In the U.S., with our partner Acacia Pharma, we have already obtained approval for BYFAVO for procedural sedation in procedures lasting 30 minutes or less. We are evaluating the opportunity for BYFAVO in ICU sedation and induction and maintenance of general anesthesia.
In the European Union, we have submitted our application for Marketing Authorization in procedural sedation, and we expect a decision early 2021. We have also completed recruitment in our pivotal Phase III study in induction and maintenance of general anesthesia. We expect to publish top-line results in Q2 2021 and submit our application for Marketing Authorization in early 2020. In other territories, we are actively working with existing and future partners to develop remimazolam in all indications.
ASA Monitor: Novel intravenous anesthetics have not been introduced into pediatric anesthesiology since the 1980s. Are you aiming to get in that space? Are you obliged to develop an indication for use in children?
Dr. Sorooshian: Yes, we have a commitment to study remimazolam in children, and plan to embark on clinical studies as soon as next year. Our ultimate aim is to obtain approval for remimazolam in children in the same indications as in adults in as many countries as possible.
ASA Monitor: In terms of commercialization, what is the most important market segment for remimazolam? Furthermore, what makes remimazolam a cost-efficient drug?
Dr. Sorooshian: In the U.S., we feel that anesthesia providers will find remimazolam an important addition to their armamentarium. There are over 20 million colonoscopies and over 1 million bronchoscopies performed annually; and this is where BYFAVO can play a very important role. Its profile will help clinicians provide successful outcomes with the potential of high patient satisfaction – the goal of all anesthesia providers.
We anticipate that BYFAVO's predictability, rapid recovery profile, and high procedural success rates will help to maximize patient throughput, potentially generating economic benefits, especially in the busiest clinical settings. This is still to be confirmed by further observation in the real-world setting.
ASA Monitor: What future clinical scenarios can you envision for remimazolam?

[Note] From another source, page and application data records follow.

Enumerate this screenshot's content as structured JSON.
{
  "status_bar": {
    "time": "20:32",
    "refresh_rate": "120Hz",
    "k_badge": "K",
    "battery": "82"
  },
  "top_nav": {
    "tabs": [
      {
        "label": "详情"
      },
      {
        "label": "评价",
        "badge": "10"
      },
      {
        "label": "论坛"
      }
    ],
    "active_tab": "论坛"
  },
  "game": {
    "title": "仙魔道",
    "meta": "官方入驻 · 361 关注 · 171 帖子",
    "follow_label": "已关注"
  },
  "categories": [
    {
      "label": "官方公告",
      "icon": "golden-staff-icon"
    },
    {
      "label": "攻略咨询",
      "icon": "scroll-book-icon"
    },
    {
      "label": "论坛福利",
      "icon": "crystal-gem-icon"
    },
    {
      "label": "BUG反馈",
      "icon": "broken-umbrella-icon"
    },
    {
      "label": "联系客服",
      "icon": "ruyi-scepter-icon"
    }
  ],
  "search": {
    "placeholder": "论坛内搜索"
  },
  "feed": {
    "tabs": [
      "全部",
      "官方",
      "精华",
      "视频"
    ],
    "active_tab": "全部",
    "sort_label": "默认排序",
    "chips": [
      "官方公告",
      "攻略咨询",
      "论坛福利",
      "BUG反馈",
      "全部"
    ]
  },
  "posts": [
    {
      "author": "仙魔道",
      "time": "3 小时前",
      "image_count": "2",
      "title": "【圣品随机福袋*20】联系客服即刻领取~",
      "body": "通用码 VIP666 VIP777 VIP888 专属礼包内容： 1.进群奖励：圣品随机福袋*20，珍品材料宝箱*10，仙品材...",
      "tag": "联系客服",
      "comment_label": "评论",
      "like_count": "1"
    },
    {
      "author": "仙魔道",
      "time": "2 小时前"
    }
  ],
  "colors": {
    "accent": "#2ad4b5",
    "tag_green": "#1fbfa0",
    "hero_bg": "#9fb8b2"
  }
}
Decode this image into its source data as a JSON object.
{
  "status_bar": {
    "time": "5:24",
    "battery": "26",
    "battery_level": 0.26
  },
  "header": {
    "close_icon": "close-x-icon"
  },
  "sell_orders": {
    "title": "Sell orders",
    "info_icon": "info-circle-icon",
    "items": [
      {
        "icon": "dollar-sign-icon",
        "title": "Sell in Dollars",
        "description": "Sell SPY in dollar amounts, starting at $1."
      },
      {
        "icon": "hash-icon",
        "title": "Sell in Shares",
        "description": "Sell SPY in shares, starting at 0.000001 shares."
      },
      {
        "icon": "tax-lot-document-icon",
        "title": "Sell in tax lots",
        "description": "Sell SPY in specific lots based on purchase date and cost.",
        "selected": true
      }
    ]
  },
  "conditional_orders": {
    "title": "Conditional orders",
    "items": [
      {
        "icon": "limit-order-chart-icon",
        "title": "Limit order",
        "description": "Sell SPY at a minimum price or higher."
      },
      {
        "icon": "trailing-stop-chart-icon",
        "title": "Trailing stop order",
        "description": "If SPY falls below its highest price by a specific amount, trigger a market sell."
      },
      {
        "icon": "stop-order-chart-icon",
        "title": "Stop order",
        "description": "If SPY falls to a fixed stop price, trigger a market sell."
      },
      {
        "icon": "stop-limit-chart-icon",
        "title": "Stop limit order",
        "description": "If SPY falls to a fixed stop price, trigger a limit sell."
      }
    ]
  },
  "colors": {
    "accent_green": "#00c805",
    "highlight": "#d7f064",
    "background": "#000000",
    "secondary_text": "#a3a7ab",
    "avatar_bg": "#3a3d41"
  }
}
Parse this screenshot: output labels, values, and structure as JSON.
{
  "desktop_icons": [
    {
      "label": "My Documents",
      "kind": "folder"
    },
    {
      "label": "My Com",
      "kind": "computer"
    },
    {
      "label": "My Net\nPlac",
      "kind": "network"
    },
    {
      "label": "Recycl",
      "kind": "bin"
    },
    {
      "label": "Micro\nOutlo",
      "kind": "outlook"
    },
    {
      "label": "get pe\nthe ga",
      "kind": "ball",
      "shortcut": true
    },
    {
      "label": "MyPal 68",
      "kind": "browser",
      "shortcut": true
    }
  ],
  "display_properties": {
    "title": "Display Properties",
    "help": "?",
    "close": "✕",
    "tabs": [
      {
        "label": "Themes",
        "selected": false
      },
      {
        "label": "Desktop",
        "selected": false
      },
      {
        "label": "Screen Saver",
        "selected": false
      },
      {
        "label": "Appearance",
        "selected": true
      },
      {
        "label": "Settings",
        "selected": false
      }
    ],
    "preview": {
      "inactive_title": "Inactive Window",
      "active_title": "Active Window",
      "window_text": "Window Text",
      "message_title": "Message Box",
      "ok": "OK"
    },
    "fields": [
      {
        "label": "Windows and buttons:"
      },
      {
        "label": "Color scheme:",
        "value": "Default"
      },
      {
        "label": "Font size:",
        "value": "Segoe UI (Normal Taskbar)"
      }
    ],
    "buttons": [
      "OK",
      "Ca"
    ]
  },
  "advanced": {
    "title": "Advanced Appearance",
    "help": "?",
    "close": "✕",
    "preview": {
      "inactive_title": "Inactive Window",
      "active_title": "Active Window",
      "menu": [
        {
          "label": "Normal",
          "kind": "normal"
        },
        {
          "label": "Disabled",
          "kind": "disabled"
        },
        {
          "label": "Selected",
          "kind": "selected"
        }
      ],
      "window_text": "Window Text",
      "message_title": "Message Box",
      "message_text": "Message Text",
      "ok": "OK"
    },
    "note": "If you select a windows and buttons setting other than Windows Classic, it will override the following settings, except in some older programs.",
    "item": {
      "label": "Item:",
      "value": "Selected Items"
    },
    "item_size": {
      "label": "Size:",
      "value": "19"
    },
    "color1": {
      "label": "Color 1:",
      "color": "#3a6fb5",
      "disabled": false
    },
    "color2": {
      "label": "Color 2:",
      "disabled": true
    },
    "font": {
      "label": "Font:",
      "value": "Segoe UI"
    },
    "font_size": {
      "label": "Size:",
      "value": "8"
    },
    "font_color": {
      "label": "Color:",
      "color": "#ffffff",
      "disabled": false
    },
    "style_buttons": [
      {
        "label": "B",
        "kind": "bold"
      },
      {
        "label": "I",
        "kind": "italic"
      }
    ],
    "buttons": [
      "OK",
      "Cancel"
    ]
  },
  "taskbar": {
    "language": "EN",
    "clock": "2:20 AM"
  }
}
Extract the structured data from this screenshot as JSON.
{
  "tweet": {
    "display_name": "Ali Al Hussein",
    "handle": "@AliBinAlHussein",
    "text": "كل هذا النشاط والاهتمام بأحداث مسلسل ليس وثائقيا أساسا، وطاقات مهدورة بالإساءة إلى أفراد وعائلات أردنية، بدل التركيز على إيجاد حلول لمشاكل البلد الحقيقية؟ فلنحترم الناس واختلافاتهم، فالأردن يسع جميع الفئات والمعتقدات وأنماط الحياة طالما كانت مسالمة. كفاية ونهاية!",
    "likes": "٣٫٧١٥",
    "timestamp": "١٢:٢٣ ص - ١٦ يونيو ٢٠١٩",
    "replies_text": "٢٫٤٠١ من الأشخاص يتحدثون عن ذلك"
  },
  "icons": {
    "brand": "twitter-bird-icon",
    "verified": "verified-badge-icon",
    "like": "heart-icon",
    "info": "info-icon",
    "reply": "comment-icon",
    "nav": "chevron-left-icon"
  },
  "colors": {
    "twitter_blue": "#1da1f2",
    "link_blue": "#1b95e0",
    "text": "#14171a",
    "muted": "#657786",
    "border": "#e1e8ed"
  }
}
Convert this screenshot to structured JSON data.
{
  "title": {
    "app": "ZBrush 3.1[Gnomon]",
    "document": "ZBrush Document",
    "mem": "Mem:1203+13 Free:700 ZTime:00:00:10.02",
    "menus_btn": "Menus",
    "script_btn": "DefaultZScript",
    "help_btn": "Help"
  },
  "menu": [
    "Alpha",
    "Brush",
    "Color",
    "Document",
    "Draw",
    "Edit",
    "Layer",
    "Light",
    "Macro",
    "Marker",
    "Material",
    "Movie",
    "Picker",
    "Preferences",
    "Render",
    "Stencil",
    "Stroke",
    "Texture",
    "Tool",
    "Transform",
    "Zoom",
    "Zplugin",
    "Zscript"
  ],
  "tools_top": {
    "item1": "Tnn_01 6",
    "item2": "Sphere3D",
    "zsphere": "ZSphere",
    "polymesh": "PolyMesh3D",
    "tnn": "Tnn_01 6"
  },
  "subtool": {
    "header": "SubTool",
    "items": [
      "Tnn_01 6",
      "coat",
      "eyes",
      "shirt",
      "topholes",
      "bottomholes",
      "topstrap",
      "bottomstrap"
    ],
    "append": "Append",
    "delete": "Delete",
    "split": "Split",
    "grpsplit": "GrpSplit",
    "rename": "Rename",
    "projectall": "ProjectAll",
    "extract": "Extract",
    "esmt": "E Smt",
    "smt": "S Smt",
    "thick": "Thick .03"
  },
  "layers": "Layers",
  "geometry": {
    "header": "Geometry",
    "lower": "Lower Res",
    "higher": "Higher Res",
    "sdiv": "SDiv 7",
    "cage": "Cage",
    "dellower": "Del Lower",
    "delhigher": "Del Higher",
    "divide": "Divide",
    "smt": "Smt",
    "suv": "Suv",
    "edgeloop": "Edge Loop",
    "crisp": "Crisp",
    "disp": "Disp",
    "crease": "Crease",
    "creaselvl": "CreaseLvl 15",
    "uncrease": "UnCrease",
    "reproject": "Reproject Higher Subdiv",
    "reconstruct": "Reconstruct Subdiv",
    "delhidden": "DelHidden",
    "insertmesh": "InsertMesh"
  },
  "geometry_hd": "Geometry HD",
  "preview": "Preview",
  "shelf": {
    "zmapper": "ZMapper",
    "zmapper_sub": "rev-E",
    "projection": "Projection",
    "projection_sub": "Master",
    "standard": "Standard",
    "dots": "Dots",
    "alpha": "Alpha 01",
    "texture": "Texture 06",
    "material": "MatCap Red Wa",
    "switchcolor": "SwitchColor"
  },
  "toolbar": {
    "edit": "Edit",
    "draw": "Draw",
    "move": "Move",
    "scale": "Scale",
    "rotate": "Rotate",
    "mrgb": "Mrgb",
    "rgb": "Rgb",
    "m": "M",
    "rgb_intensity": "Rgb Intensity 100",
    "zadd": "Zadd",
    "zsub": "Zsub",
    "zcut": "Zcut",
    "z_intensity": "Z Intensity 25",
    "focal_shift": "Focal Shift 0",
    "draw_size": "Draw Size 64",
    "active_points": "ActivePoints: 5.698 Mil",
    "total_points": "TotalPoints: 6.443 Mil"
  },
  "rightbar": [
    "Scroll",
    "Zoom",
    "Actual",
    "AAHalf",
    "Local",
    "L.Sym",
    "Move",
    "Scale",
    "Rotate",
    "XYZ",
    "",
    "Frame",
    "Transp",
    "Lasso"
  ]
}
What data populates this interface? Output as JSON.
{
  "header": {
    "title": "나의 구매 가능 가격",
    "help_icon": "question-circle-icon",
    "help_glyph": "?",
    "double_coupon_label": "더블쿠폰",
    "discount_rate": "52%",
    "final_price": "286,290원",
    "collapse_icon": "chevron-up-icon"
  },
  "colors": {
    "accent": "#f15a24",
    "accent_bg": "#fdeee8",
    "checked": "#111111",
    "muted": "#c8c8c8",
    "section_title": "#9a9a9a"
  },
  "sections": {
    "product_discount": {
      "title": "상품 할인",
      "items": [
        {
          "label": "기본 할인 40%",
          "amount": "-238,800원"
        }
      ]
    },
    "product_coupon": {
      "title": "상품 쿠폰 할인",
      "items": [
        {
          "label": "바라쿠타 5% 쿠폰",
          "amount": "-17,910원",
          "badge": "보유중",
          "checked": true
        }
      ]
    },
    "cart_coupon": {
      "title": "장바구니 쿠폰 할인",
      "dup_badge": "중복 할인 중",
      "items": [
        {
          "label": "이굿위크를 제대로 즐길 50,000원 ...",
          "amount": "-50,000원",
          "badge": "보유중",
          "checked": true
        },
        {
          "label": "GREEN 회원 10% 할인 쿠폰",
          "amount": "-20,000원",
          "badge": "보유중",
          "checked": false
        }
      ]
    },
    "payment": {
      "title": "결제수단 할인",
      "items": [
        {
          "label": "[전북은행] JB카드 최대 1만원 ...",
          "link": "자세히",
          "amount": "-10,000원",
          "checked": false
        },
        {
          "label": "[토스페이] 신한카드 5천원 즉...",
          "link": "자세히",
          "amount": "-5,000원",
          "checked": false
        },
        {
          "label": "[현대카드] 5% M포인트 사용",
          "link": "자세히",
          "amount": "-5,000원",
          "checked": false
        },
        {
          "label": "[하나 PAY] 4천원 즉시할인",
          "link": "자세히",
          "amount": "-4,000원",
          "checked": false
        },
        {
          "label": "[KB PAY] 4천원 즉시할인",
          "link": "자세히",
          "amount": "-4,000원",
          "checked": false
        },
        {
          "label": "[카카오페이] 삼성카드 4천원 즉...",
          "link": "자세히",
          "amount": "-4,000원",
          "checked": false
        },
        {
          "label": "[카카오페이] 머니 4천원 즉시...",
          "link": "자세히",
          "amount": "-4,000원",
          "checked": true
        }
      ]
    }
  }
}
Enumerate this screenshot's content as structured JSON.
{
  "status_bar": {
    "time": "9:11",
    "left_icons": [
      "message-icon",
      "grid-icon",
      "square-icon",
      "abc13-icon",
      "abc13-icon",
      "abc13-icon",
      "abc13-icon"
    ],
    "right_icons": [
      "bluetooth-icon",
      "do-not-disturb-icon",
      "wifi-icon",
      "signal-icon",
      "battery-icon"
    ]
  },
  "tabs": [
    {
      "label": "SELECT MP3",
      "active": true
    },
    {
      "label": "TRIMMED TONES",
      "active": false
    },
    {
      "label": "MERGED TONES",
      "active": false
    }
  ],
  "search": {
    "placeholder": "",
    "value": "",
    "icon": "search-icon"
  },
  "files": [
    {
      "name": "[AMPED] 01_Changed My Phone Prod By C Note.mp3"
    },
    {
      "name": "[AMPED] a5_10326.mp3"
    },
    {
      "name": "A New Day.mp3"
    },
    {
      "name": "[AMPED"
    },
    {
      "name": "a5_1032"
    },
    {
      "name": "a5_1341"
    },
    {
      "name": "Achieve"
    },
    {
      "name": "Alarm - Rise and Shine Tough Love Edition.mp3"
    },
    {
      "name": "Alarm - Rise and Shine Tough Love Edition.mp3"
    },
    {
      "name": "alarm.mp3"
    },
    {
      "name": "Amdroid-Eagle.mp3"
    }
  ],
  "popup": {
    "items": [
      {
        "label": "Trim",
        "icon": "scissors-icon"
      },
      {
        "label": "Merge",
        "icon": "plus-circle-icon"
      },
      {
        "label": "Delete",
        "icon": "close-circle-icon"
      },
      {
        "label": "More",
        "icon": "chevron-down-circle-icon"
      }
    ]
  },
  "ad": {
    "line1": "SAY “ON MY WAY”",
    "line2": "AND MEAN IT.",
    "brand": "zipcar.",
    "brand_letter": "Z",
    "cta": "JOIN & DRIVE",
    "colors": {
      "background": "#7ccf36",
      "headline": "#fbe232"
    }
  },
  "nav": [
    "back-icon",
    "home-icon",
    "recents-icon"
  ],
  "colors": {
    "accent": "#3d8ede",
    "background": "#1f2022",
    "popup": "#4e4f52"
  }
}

Dr. Sorooshian: We believe BYFAVO will become a key component in sedation and anesthesia practice. The encouraging safety profile of BYFAVO, even in patients with ASA Physical Status scores of III and IV, should make it appropriate in a wide variety of settings and patient populations.